The cool touch of the air conditioning embracing your skin after an eight mile run at Wildwood is the best feeling anyone can experience. I joined the high school cross country team three painful years ago and I put in a countless amount of miles in, but every Wednesday, the team travels to the corner Alexis and Douglas Roads to Speedway. The building has dirty floors, but spotless slushy dispensers. We can obtain free fifty-four ounce drinks if we buy enough over the summer. It is worth the money easily. The sweat is dripping down our faces as we pull the lever to try to get a sip of Heaven. As we order, it appears that the team are just hooligans that are causing trouble, but we constantly get compliments from various people who appreciate the kindness and respect we give them willingly. After the team orders, we all walk outside and sit next to the ice cold Arctic Glacier Ice Dispenser. Since we get refreshing slushies there so often, many people on the team receives a red and blue card that reads “Speedy Rewards Membership Card: Fast, Free & Easy!” That simple statement can either describe the sport of cross country and the Cross Country team as a whole.
Fast. When people ponder the idea of cross country, the first thing that may come to mind is the word “fast”. During the season, crowds of people come to observe a five kilometer race that may take only eighteen minutes. Why? One possible reason is to support their family or friends. Another reason is to have an idea what the word “fast” actually means in terms of time and speed. During the varsity meets, crowds may only see their child race for five seconds and then they are back in the muddy woods pushing and shoving each other into branches and thorns trying to push each other to their limits before the other runner backs off and gives up. People watching this form of brutality and determination, may wonder how do runners not give up throughout the season. But as a runner, I know that the season also goes by extremely fast. It feels like yesterday that I just began running for the junior high team, climbing and exploring on long, rough vines in the woods and it feels that I was at camp in upper Michigan and running along the glistening lake of Lake Michigan in mid-summer July. I can remember each dirt path I still ran on at camp, the old, beat up cabins named after birds, and the beat up totem that you walk next to while entering the ring of cabins. That is what the word “fast” means to me.

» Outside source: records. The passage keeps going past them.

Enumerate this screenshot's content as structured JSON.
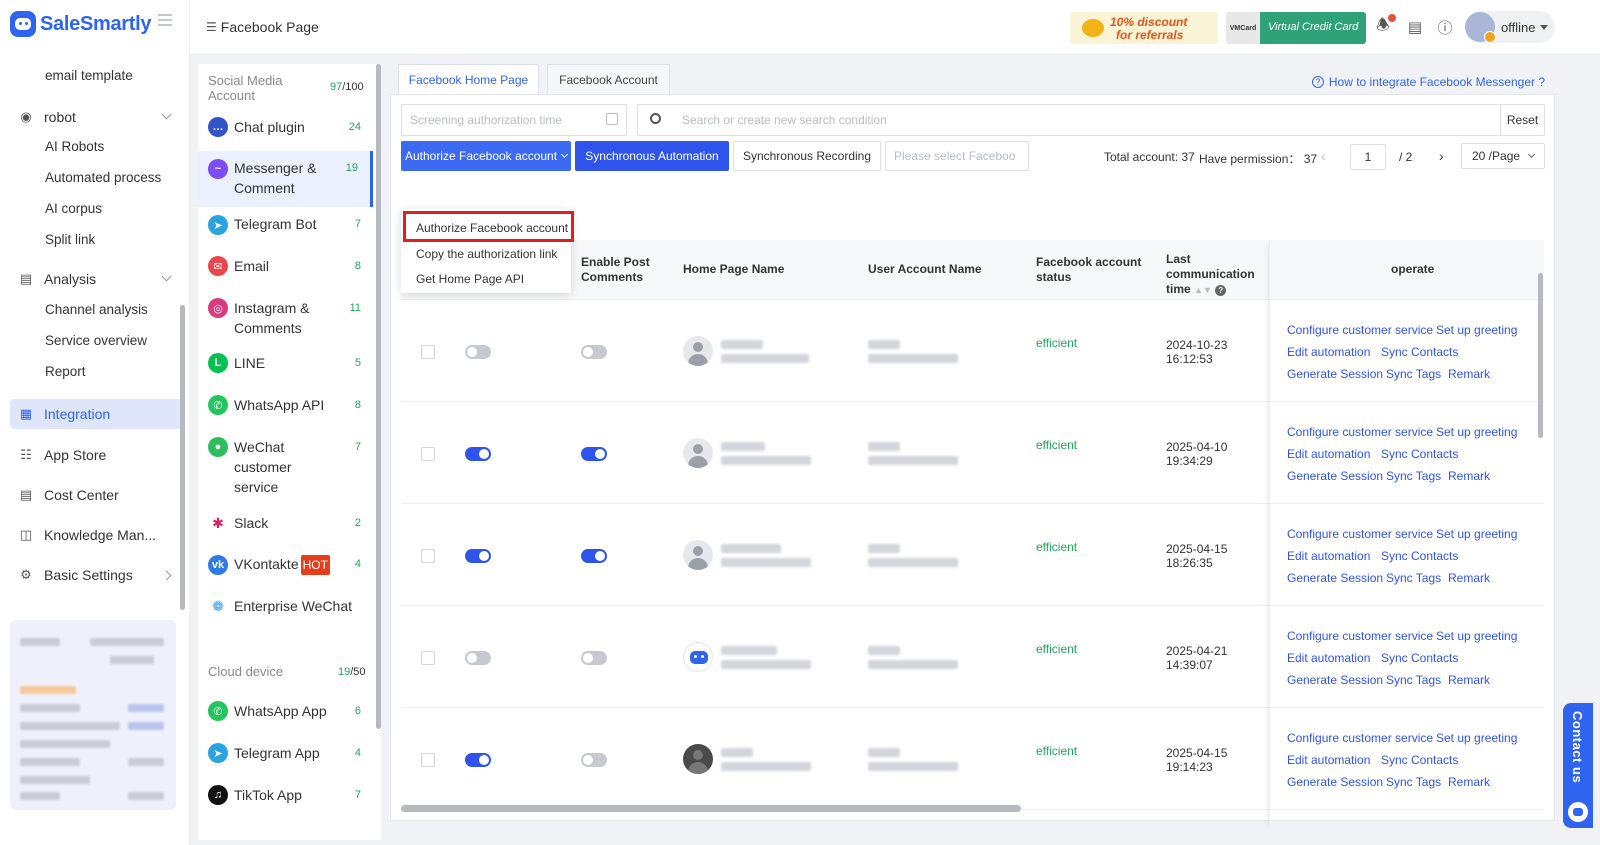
{
  "app": {
    "logo_text": "SaleSmartly",
    "breadcrumb": "Facebook Page"
  },
  "topbar": {
    "referral_banner_line1": "10% discount",
    "referral_banner_line2": "for referrals",
    "vcc_tag": "VMCard",
    "vcc_banner": "Virtual Credit Card",
    "user_status": "offline"
  },
  "leftnav": {
    "email_template": "email template",
    "robot": "robot",
    "robot_children": [
      "AI Robots",
      "Automated process",
      "AI corpus",
      "Split link"
    ],
    "analysis": "Analysis",
    "analysis_children": [
      "Channel analysis",
      "Service overview",
      "Report"
    ],
    "integration": "Integration",
    "app_store": "App Store",
    "cost_center": "Cost Center",
    "knowledge": "Knowledge Man...",
    "basic_settings": "Basic Settings"
  },
  "channels": {
    "social_title": "Social Media Account",
    "social_used": "97",
    "social_total": "/100",
    "items": [
      {
        "label": "Chat plugin",
        "count": "24"
      },
      {
        "label": "Messenger & Comment",
        "count": "19"
      },
      {
        "label": "Telegram Bot",
        "count": "7"
      },
      {
        "label": "Email",
        "count": "8"
      },
      {
        "label": "Instagram & Comments",
        "count": "11"
      },
      {
        "label": "LINE",
        "count": "5"
      },
      {
        "label": "WhatsApp API",
        "count": "8"
      },
      {
        "label": "WeChat customer service",
        "count": "7"
      },
      {
        "label": "Slack",
        "count": "2"
      },
      {
        "label": "VKontakte",
        "badge": "HOT",
        "count": "4"
      },
      {
        "label": "Enterprise WeChat",
        "count": ""
      }
    ],
    "cloud_title": "Cloud device",
    "cloud_used": "19",
    "cloud_total": "/50",
    "cloud_items": [
      {
        "label": "WhatsApp App",
        "count": "6"
      },
      {
        "label": "Telegram App",
        "count": "4"
      },
      {
        "label": "TikTok App",
        "count": "7"
      }
    ]
  },
  "main": {
    "tabs": [
      "Facebook Home Page",
      "Facebook Account"
    ],
    "help_link": "How to integrate Facebook Messenger ?",
    "date_placeholder": "Screening authorization time",
    "search_placeholder": "Search or create new search condition",
    "reset": "Reset",
    "authorize_button": "Authorize Facebook account",
    "sync_automation": "Synchronous Automation",
    "sync_recording": "Synchronous Recording",
    "select_placeholder": "Please select Faceboo",
    "total_account": "Total account: 37",
    "have_permission": "Have permission： 37",
    "page_current": "1",
    "page_total": "/  2",
    "page_size": "20 /Page",
    "dropdown": [
      "Authorize Facebook account",
      "Copy the authorization link",
      "Get Home Page API"
    ]
  },
  "table": {
    "headers": {
      "enable_post": "Enable Post Comments",
      "home_page_name": "Home Page Name",
      "user_account_name": "User Account Name",
      "fb_status": "Facebook account status",
      "last_comm": "Last communication time",
      "operate": "operate"
    },
    "rows": [
      {
        "date": "2024-10-23",
        "time": "16:12:53",
        "status": "efficient",
        "messenger_on": false,
        "post_on": false
      },
      {
        "date": "2025-04-10",
        "time": "19:34:29",
        "status": "efficient",
        "messenger_on": true,
        "post_on": true
      },
      {
        "date": "2025-04-15",
        "time": "18:26:35",
        "status": "efficient",
        "messenger_on": true,
        "post_on": true
      },
      {
        "date": "2025-04-21",
        "time": "14:39:07",
        "status": "efficient",
        "messenger_on": false,
        "post_on": false
      },
      {
        "date": "2025-04-15",
        "time": "19:14:23",
        "status": "efficient",
        "messenger_on": true,
        "post_on": false
      }
    ],
    "ops": {
      "configure": "Configure customer service",
      "greeting": "Set up greeting",
      "edit_auto": "Edit automation",
      "sync_contacts": "Sync Contacts",
      "gen_session": "Generate Session",
      "sync_tags": "Sync Tags",
      "remark": "Remark"
    }
  },
  "contact_us": "Contact us",
  "colors": {
    "brand": "#2f64f0",
    "primary_button": "#2f54eb",
    "status_green": "#23a55a",
    "highlight_red": "#e02020"
  }
}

Free. The thought of the word “free” does not usually involve sports unless the word “not” is before it. Sports at any level of play is extremely expensive. The cost of playing a sport can range from a few hundred dollars to a few thousand dollars. After a long and tiring day of school, I cannot wait to be finally free from the jail everyone calls school. Everyone in the jail is so depressing with their blank faces and no emotions are present except for sadness or maybe anger. Once I step on the beat up track, I feel like I can soar through the sky and that I can overcome anything that comes my way. Running allows anyone who participates in the sport to have a sense of freedom from the pain of life. Freedom can come in many shapes and sizes; some people may swim, dance or play a musical instrument just to be free for one minute from whatever may be a burden in their life. For me it is running. That is what the true meaning of freedom is and the feeling of being on the track or course is irreplaceable.
Easy. The grumpy, old man that prevents running from being easy to thirty sweaty boys is named Coach Earl. On the outside, Earl is seen by some as a devil or an evil man who glares at his runners with his black, beady eyes which appears to be soul-less. It seems that he despises the team and has no respect for anyone with his harsh workouts and high mileage, that by no chance would be easy for anyone. But in reality, Earl does make it easy for his runners to succeed and to have an enjoyable time with the extensive mileage plans and team bonding activities, such as, travelling to Speedway or swimming at the quarry. Coach Earl has been a blessing in my life. Without his tough coaching style, my times would not be nearly as fast as they are and I would not have nearly as many friends as I do. Thanks to Coach Earl, my life became a little bit easier through running.
Cross country has made a major impact on my life. The friendships I made will last hopefully a lifetime. Hard work and dedication are also ideas and lessons I learned from running cross country. I am not saying running is the very best sport to participate in, but everyone makes new friends and learns new lessons each and every day. The thought of not being a part of the team is unimaginable and I am ecstatic that I chose to run cross country. The Speedy Rewards Card is a way to express the excitement and love between teammates and how much the team enjoys to be around one another. Cross Country as a whole can be described as “Fast, Free & Easy!”.